* **Exercise**
An exact repetition of the data below, without images, is the expected answer.

* **Dataset records**

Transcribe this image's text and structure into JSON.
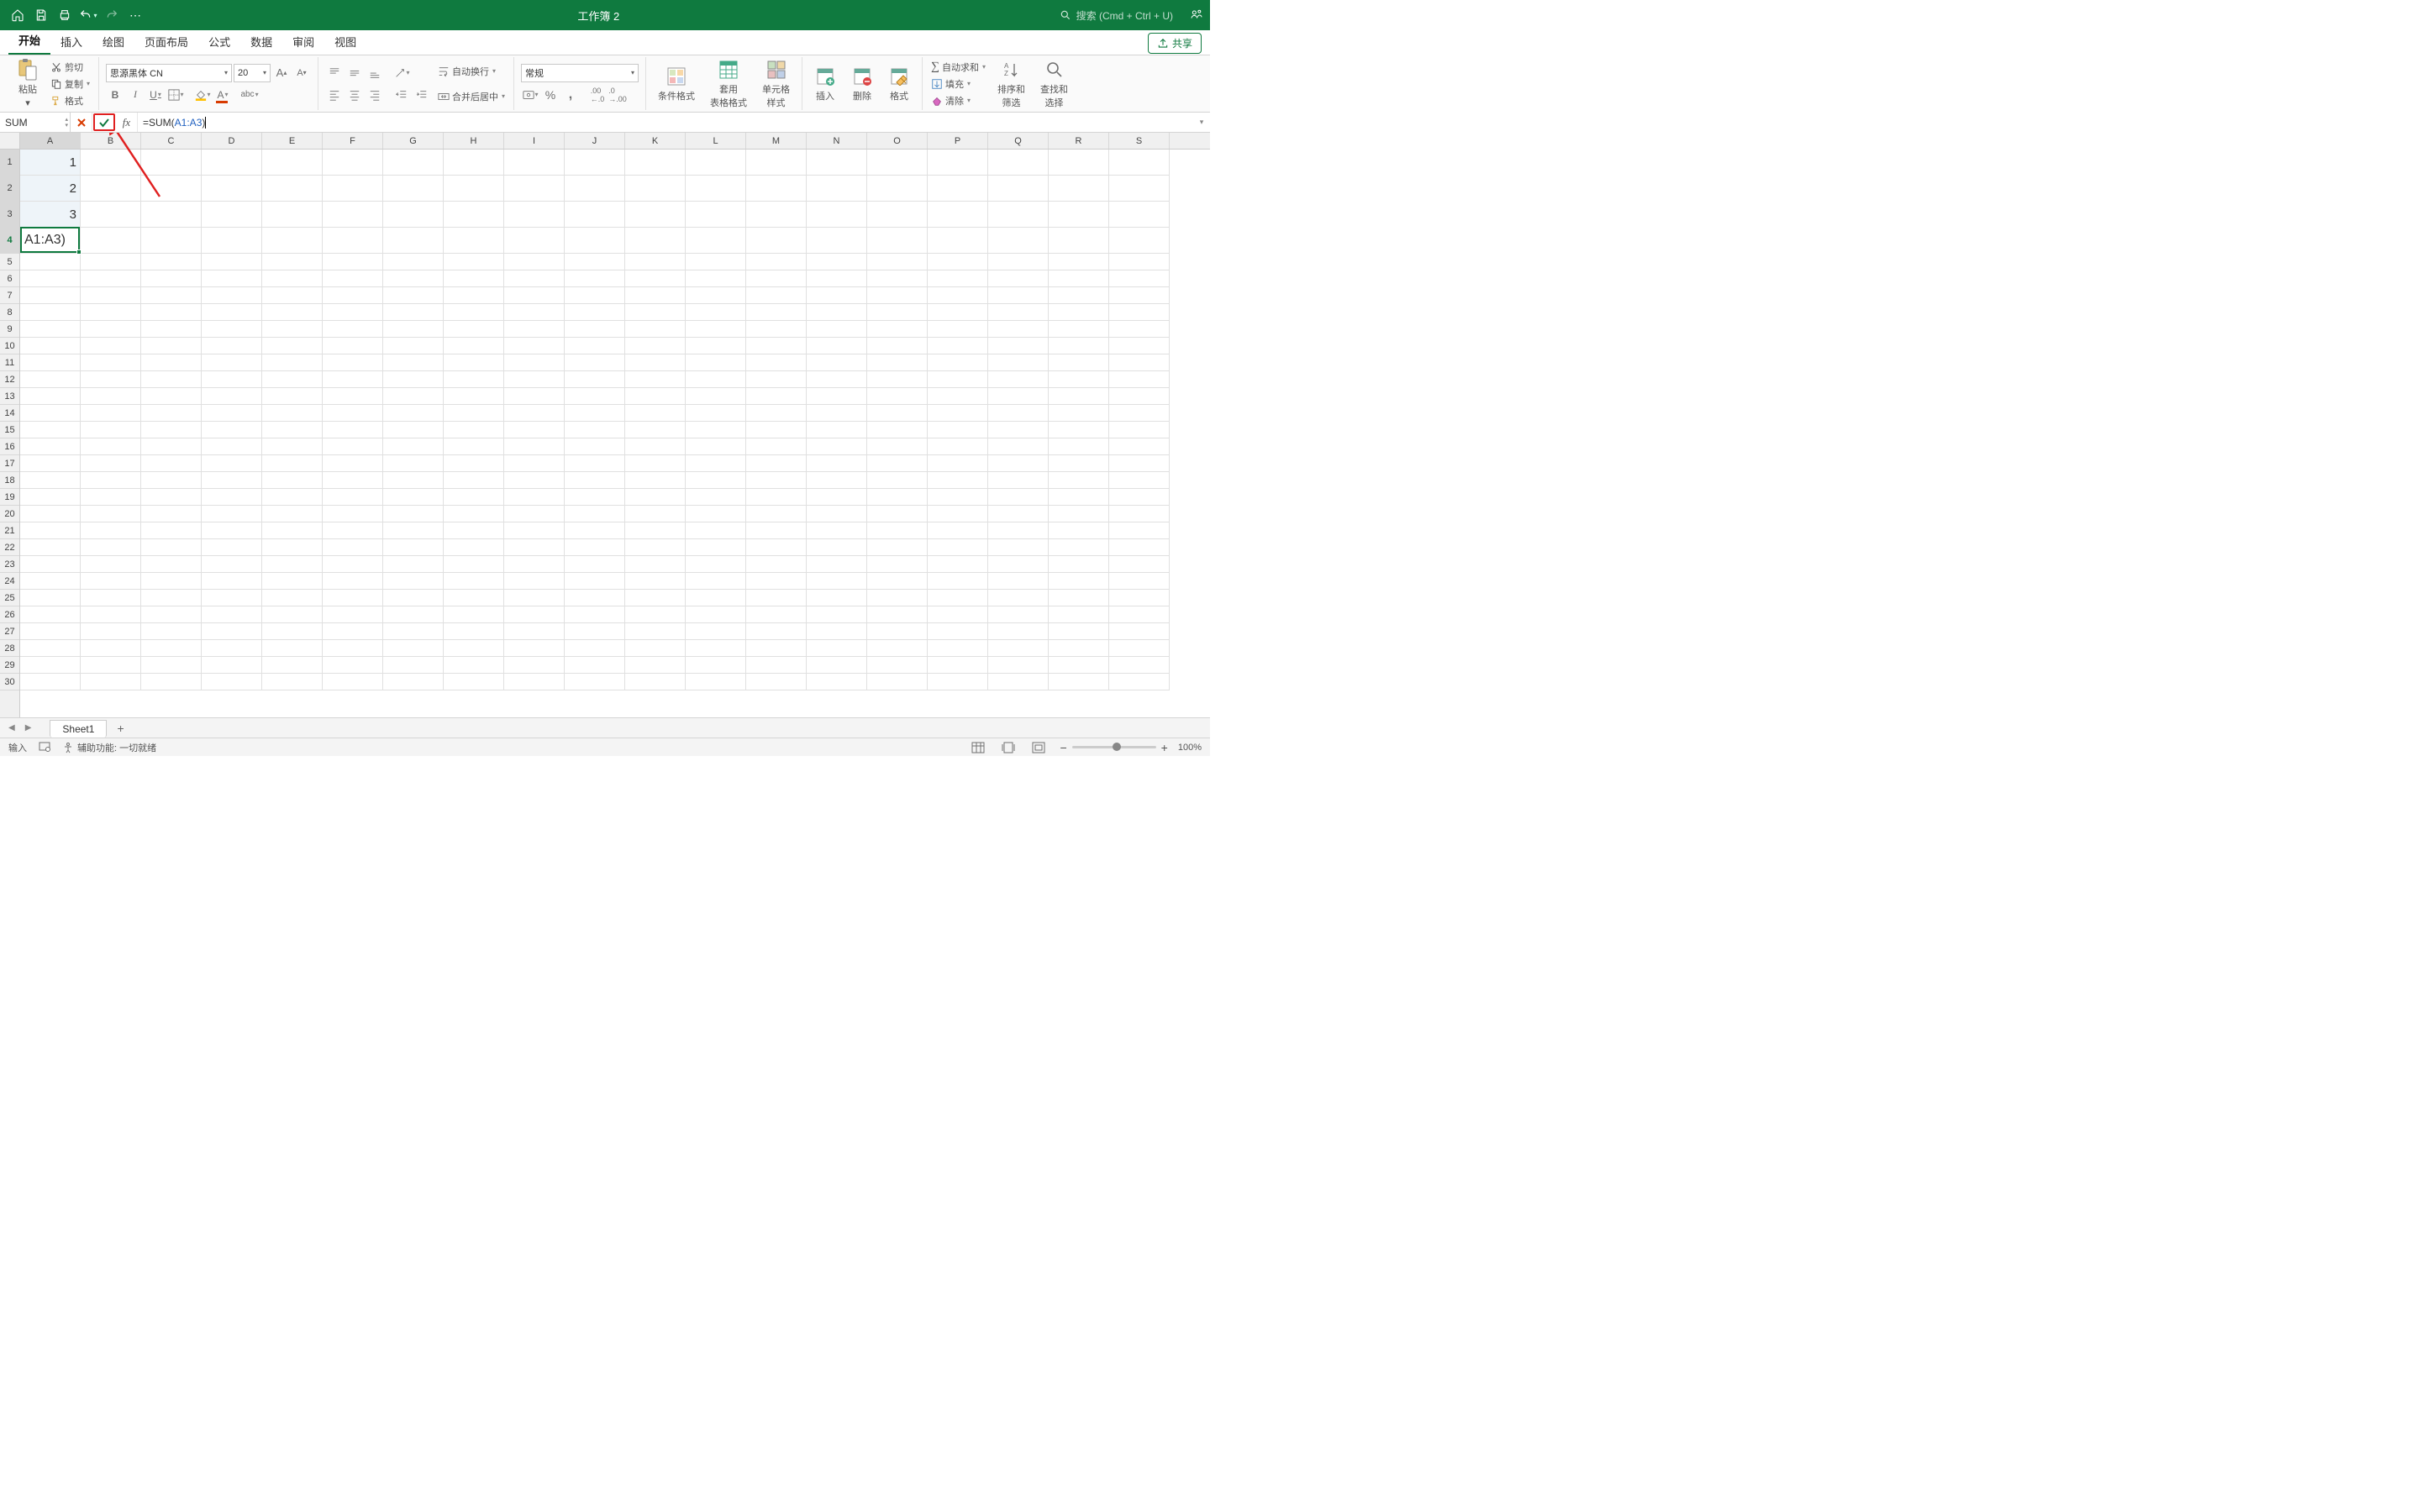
{
  "titlebar": {
    "title": "工作簿 2",
    "search_placeholder": "搜索 (Cmd + Ctrl + U)"
  },
  "tabs": {
    "items": [
      "开始",
      "插入",
      "绘图",
      "页面布局",
      "公式",
      "数据",
      "审阅",
      "视图"
    ],
    "active": "开始",
    "share_label": "共享"
  },
  "ribbon": {
    "paste_label": "粘贴",
    "cut_label": "剪切",
    "copy_label": "复制",
    "format_label": "格式",
    "font_name": "思源黑体 CN",
    "font_size": "20",
    "wrap_label": "自动换行",
    "merge_label": "合并后居中",
    "number_format": "常规",
    "cond_format_label": "条件格式",
    "table_format_label": "套用\n表格格式",
    "cell_style_label": "单元格\n样式",
    "insert_label": "插入",
    "delete_label": "删除",
    "format2_label": "格式",
    "autosum_label": "自动求和",
    "fill_label": "填充",
    "clear_label": "清除",
    "sort_label": "排序和\n筛选",
    "find_label": "查找和\n选择"
  },
  "formula_bar": {
    "name_box": "SUM",
    "formula_prefix": "=SUM(",
    "formula_range": "A1:A3",
    "formula_suffix": ")"
  },
  "grid": {
    "columns": [
      "A",
      "B",
      "C",
      "D",
      "E",
      "F",
      "G",
      "H",
      "I",
      "J",
      "K",
      "L",
      "M",
      "N",
      "O",
      "P",
      "Q",
      "R",
      "S"
    ],
    "rows": 30,
    "tall_rows": [
      1,
      2,
      3,
      4
    ],
    "selected_range_rows": [
      1,
      2,
      3
    ],
    "active_row": 4,
    "active_col": "A",
    "cells": {
      "A1": "1",
      "A2": "2",
      "A3": "3"
    },
    "active_cell_display": "A1:A3)"
  },
  "sheets": {
    "active": "Sheet1"
  },
  "status": {
    "mode": "输入",
    "accessibility": "辅助功能: 一切就绪",
    "zoom": "100%"
  }
}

* **Task response**
Transcribe this image's text and structure into JSON.
{
  "titlebar": {
    "title": "工作簿 2",
    "search_placeholder": "搜索 (Cmd + Ctrl + U)"
  },
  "tabs": {
    "items": [
      "开始",
      "插入",
      "绘图",
      "页面布局",
      "公式",
      "数据",
      "审阅",
      "视图"
    ],
    "active": "开始",
    "share_label": "共享"
  },
  "ribbon": {
    "paste_label": "粘贴",
    "cut_label": "剪切",
    "copy_label": "复制",
    "format_label": "格式",
    "font_name": "思源黑体 CN",
    "font_size": "20",
    "wrap_label": "自动换行",
    "merge_label": "合并后居中",
    "number_format": "常规",
    "cond_format_label": "条件格式",
    "table_format_label": "套用\n表格格式",
    "cell_style_label": "单元格\n样式",
    "insert_label": "插入",
    "delete_label": "删除",
    "format2_label": "格式",
    "autosum_label": "自动求和",
    "fill_label": "填充",
    "clear_label": "清除",
    "sort_label": "排序和\n筛选",
    "find_label": "查找和\n选择"
  },
  "formula_bar": {
    "name_box": "SUM",
    "formula_prefix": "=SUM(",
    "formula_range": "A1:A3",
    "formula_suffix": ")"
  },
  "grid": {
    "columns": [
      "A",
      "B",
      "C",
      "D",
      "E",
      "F",
      "G",
      "H",
      "I",
      "J",
      "K",
      "L",
      "M",
      "N",
      "O",
      "P",
      "Q",
      "R",
      "S"
    ],
    "rows": 30,
    "tall_rows": [
      1,
      2,
      3,
      4
    ],
    "selected_range_rows": [
      1,
      2,
      3
    ],
    "active_row": 4,
    "active_col": "A",
    "cells": {
      "A1": "1",
      "A2": "2",
      "A3": "3"
    },
    "active_cell_display": "A1:A3)"
  },
  "sheets": {
    "active": "Sheet1"
  },
  "status": {
    "mode": "输入",
    "accessibility": "辅助功能: 一切就绪",
    "zoom": "100%"
  }
}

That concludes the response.